Researchers use army of organoids to detect distinct mutational signature.
A toxin produced by bacteria found in some probiotics – over-the-counter supplements used to treat conditions including irritable bowel and diarrhoea – has been linked to the development of bowel cancer.
Writing in the journal Nature, researchers led by Hans Clevers at the Hubrecht Institute in Utrecht, The Netherlands, report that a strain of the common gut bacteria E.Coli causes DNA mutations that establish it as a probable cause of the cancer.
The team created a small army of “organoids”, mini-intestines grown from cells that line the colon and rectum, and injected them with two strains of E.Coli.

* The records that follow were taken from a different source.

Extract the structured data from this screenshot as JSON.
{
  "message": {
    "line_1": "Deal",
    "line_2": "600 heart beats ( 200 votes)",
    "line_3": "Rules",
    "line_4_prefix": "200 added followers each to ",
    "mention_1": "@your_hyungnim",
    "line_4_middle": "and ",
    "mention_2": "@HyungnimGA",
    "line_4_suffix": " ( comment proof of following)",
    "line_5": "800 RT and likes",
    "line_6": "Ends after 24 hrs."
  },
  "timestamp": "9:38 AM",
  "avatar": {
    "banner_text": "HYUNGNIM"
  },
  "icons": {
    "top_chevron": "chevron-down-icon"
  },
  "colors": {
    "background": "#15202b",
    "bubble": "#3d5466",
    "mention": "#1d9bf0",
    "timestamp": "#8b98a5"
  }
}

One strain made colibactin, known as a “genotoxin” for its ability to damage cell DNA. The other was engineered so it couldn’t make colibactin.

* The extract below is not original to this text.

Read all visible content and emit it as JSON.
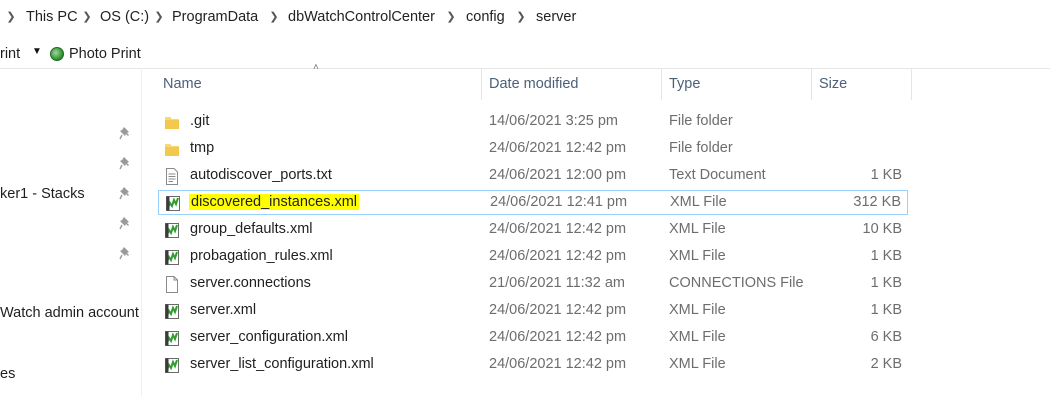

The team then analysed the genomes of each mini-intestine, looking for a “signature” mutation in the DNA, a fingerprint similar to the changes that UV light produces in skin cells to cause cancer.
They found it in the form of a handful of alterations to adenine, one of the four bases or “letters” in the genetic code.

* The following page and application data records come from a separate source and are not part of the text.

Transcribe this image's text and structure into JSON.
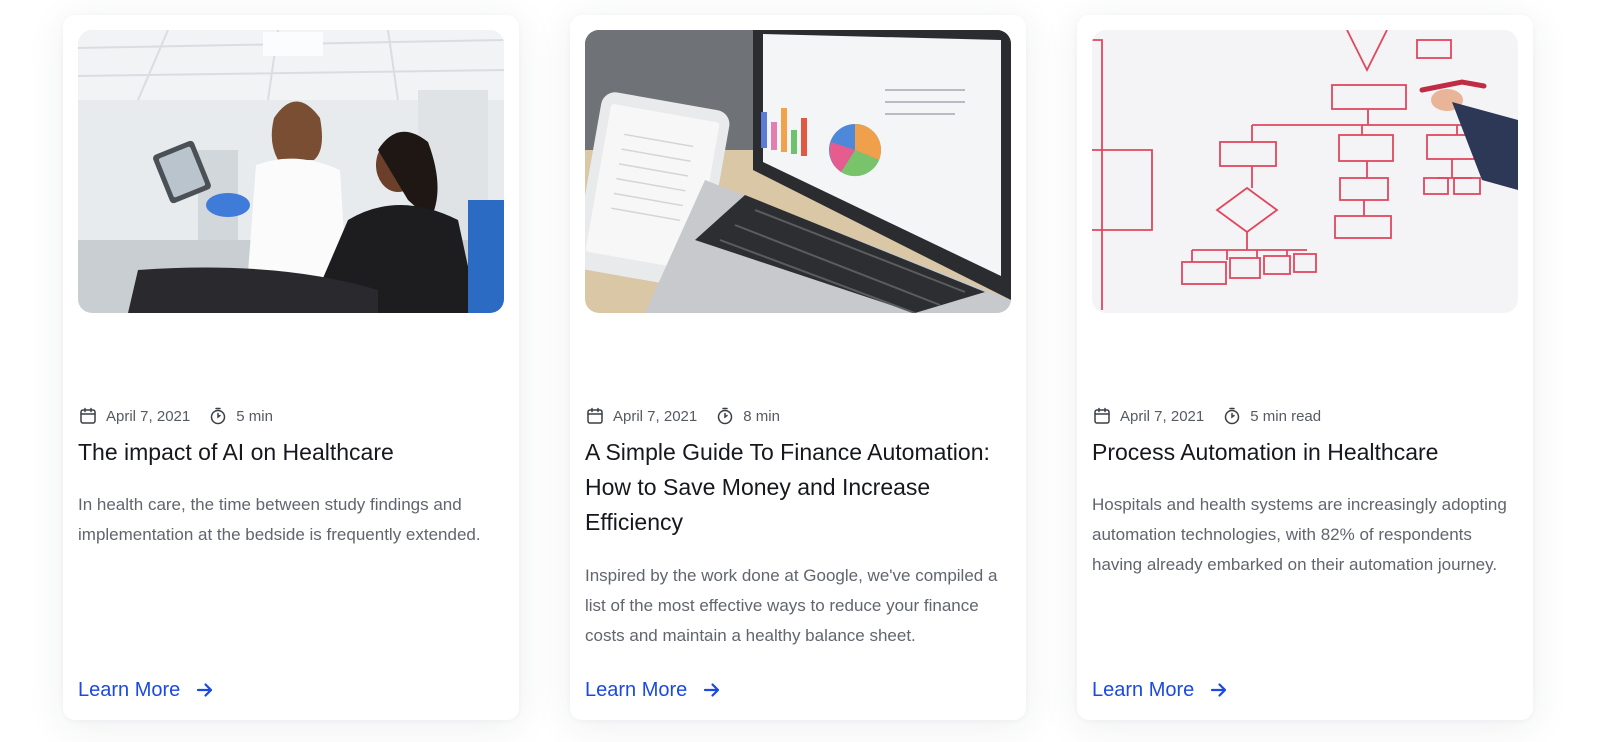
{
  "cards": [
    {
      "image": "healthcare-consultation-photo",
      "date": "April 7, 2021",
      "read_time": "5 min",
      "title": "The impact of AI on Healthcare",
      "excerpt": "In health care, the time between study findings and implementation at the bedside is frequently extended.",
      "cta": "Learn More"
    },
    {
      "image": "laptop-charts-tablet-photo",
      "date": "April 7, 2021",
      "read_time": "8 min",
      "title": "A Simple Guide To Finance Automation: How to Save Money and Increase Efficiency",
      "excerpt": "Inspired by the work done at Google, we've compiled a list of the most effective ways to reduce your finance costs and maintain a healthy balance sheet.",
      "cta": "Learn More"
    },
    {
      "image": "whiteboard-flowchart-photo",
      "date": "April 7, 2021",
      "read_time": "5 min read",
      "title": "Process Automation in Healthcare",
      "excerpt": "Hospitals and health systems are increasingly adopting automation technologies, with 82% of respondents having already embarked on their automation journey.",
      "cta": "Learn More"
    }
  ],
  "icons": {
    "date": "calendar-icon",
    "read_time": "stopwatch-icon",
    "cta": "arrow-right-icon"
  },
  "colors": {
    "link": "#1a49e3",
    "title": "#16181d",
    "body": "#60656e",
    "meta": "#555a63",
    "whiteboard_ink": "#e0475f"
  }
}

“I remember the excitement when the first signatures appeared on the computer screen,” says co-author Axel Rosendahl Huber.
“[T]he patterns were more striking than any signature we had analysed before.”
Read the full story in Cosmos magazine here